» **Your goal**: Your answer must consist of every line from the data below that includes the word "Código".

» **Task data**:
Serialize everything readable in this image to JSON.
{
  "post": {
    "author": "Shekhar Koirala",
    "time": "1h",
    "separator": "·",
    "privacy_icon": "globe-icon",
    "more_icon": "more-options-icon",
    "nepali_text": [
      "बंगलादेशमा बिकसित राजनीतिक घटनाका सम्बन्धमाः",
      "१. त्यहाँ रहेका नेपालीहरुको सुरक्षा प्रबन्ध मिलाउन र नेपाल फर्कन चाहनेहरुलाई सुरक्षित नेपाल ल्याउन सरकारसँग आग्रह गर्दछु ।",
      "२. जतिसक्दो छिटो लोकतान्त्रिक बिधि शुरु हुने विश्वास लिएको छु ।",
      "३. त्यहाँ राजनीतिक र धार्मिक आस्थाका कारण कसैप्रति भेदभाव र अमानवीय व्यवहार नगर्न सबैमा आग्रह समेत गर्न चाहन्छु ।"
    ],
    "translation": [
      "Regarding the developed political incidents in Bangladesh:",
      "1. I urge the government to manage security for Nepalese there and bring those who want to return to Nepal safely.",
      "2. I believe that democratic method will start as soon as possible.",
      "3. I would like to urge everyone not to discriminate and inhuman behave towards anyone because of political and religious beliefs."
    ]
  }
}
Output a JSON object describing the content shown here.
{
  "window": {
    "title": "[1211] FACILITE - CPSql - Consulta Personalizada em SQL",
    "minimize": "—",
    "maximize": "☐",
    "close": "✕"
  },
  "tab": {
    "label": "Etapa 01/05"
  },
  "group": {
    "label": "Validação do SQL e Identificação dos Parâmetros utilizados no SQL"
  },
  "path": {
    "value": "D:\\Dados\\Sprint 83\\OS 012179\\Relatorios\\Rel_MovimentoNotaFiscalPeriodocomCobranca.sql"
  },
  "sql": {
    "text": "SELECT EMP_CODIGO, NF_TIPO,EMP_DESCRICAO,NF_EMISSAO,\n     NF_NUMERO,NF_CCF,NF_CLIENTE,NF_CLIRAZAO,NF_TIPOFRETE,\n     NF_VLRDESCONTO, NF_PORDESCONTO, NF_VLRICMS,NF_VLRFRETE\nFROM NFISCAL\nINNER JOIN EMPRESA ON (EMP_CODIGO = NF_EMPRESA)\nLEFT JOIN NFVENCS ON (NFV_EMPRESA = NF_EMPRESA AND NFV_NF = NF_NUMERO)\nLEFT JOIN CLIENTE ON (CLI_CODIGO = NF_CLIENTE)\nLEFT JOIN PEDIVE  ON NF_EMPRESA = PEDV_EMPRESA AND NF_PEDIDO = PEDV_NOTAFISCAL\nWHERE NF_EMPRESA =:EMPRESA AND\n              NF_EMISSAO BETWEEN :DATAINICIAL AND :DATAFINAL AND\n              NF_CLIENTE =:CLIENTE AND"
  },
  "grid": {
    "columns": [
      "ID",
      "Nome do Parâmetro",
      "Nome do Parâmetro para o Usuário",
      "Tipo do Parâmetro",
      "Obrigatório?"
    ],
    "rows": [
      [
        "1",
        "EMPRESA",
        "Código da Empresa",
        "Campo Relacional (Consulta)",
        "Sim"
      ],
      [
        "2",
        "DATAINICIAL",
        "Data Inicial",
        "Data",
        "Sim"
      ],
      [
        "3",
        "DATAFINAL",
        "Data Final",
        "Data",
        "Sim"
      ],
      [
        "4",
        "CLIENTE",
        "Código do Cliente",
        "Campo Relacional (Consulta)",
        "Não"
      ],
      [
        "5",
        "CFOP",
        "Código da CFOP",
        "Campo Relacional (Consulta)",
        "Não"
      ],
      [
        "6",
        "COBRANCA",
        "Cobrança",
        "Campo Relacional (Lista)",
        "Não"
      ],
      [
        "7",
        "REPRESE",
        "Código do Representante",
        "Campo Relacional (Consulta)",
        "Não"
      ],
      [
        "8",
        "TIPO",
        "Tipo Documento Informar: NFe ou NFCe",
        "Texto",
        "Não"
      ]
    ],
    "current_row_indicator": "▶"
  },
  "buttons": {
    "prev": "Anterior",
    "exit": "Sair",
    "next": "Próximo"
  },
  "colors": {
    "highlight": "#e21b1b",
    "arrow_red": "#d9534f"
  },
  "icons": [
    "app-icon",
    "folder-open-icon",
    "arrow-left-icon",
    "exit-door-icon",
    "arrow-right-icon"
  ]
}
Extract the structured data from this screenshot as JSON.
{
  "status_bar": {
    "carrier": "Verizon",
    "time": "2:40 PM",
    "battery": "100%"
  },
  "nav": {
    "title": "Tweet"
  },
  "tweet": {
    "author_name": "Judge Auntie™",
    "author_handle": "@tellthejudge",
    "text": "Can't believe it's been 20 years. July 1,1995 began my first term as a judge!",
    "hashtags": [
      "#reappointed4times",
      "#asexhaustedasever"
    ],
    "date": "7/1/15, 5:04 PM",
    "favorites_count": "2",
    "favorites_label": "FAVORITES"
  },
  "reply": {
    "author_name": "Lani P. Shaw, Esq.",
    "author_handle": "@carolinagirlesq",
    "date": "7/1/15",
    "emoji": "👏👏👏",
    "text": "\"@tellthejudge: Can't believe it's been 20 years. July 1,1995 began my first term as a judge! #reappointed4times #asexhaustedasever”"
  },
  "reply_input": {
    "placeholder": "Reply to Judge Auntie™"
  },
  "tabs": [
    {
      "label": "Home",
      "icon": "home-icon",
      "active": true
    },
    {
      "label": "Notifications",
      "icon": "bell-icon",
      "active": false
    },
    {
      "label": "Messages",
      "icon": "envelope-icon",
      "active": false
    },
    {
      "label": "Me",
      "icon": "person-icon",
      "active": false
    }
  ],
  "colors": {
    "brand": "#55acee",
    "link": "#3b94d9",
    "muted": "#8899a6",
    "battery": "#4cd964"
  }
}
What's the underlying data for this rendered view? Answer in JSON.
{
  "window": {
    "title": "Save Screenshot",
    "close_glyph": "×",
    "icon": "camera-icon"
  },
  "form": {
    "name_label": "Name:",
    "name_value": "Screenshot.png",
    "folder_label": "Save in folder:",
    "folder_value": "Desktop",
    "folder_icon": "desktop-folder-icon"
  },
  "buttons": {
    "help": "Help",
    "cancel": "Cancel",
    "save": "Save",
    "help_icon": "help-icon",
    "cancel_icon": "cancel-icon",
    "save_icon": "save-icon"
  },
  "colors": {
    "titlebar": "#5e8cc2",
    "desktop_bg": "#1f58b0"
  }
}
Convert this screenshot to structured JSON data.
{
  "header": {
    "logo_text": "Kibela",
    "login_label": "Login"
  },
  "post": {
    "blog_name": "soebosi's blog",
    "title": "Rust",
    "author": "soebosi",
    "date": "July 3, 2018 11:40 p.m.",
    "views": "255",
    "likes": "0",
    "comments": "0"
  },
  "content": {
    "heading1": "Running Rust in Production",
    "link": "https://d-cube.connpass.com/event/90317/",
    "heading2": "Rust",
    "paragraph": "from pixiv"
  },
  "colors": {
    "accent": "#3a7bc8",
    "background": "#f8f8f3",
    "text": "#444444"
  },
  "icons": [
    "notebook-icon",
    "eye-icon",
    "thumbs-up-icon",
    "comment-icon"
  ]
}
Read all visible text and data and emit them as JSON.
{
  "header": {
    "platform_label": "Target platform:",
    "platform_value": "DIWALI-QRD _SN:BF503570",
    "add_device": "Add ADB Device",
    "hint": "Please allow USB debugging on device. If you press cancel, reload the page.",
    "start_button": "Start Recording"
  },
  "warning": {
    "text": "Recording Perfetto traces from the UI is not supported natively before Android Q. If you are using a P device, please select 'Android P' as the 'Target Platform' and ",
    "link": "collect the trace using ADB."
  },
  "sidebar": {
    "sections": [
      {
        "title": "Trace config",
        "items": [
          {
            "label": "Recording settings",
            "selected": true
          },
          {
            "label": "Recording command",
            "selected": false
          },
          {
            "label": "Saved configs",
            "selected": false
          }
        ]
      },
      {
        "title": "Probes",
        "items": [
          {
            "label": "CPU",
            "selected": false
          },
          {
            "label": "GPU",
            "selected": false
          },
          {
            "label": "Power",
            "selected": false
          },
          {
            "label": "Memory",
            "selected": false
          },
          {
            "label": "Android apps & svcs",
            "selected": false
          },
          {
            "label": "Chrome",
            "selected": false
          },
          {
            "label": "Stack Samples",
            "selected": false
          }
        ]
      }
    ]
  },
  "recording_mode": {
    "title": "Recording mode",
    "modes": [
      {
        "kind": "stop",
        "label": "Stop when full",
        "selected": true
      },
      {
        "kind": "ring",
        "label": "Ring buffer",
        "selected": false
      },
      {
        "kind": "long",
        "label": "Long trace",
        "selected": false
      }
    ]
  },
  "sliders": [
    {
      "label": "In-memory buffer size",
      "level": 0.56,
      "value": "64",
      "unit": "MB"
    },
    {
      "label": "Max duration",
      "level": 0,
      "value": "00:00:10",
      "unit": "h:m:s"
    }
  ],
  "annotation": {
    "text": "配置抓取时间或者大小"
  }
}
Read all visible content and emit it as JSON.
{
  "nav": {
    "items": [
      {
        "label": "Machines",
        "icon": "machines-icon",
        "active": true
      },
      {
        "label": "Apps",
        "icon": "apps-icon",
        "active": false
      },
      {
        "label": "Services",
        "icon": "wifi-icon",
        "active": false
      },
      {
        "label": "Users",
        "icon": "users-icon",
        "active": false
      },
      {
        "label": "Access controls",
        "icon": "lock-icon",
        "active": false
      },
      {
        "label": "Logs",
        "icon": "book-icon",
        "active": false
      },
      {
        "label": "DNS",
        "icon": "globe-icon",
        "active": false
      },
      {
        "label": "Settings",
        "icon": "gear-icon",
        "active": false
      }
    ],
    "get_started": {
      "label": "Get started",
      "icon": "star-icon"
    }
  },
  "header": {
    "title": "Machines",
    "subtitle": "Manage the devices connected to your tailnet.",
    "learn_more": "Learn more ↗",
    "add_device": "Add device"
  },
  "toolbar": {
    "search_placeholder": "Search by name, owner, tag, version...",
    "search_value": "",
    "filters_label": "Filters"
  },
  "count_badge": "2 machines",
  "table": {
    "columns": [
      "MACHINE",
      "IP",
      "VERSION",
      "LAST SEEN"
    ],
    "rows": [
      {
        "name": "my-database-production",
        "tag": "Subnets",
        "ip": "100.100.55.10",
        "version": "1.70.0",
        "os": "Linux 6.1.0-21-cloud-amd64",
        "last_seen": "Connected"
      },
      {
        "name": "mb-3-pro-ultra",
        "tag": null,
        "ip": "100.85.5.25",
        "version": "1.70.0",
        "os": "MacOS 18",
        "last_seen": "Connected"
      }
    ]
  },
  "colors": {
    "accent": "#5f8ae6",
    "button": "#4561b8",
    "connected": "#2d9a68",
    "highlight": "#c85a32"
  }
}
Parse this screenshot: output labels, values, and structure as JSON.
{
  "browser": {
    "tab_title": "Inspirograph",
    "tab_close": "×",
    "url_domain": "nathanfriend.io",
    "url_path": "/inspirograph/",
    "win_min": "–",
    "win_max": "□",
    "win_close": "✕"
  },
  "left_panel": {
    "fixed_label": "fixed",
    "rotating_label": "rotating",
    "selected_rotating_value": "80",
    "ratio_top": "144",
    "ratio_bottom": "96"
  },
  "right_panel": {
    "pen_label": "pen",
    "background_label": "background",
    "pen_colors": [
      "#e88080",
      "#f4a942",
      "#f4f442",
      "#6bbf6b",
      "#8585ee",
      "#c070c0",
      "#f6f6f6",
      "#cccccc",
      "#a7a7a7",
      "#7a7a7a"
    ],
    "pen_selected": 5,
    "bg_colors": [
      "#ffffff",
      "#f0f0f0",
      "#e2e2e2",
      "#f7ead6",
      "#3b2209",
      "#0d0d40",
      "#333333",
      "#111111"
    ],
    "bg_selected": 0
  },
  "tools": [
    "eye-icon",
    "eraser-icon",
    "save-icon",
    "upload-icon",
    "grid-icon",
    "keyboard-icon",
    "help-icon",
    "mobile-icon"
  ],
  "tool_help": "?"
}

» **Problem solution**:
        "Código da Empresa",
        "Código do Cliente",
        "Código da CFOP",
        "Código do Representante",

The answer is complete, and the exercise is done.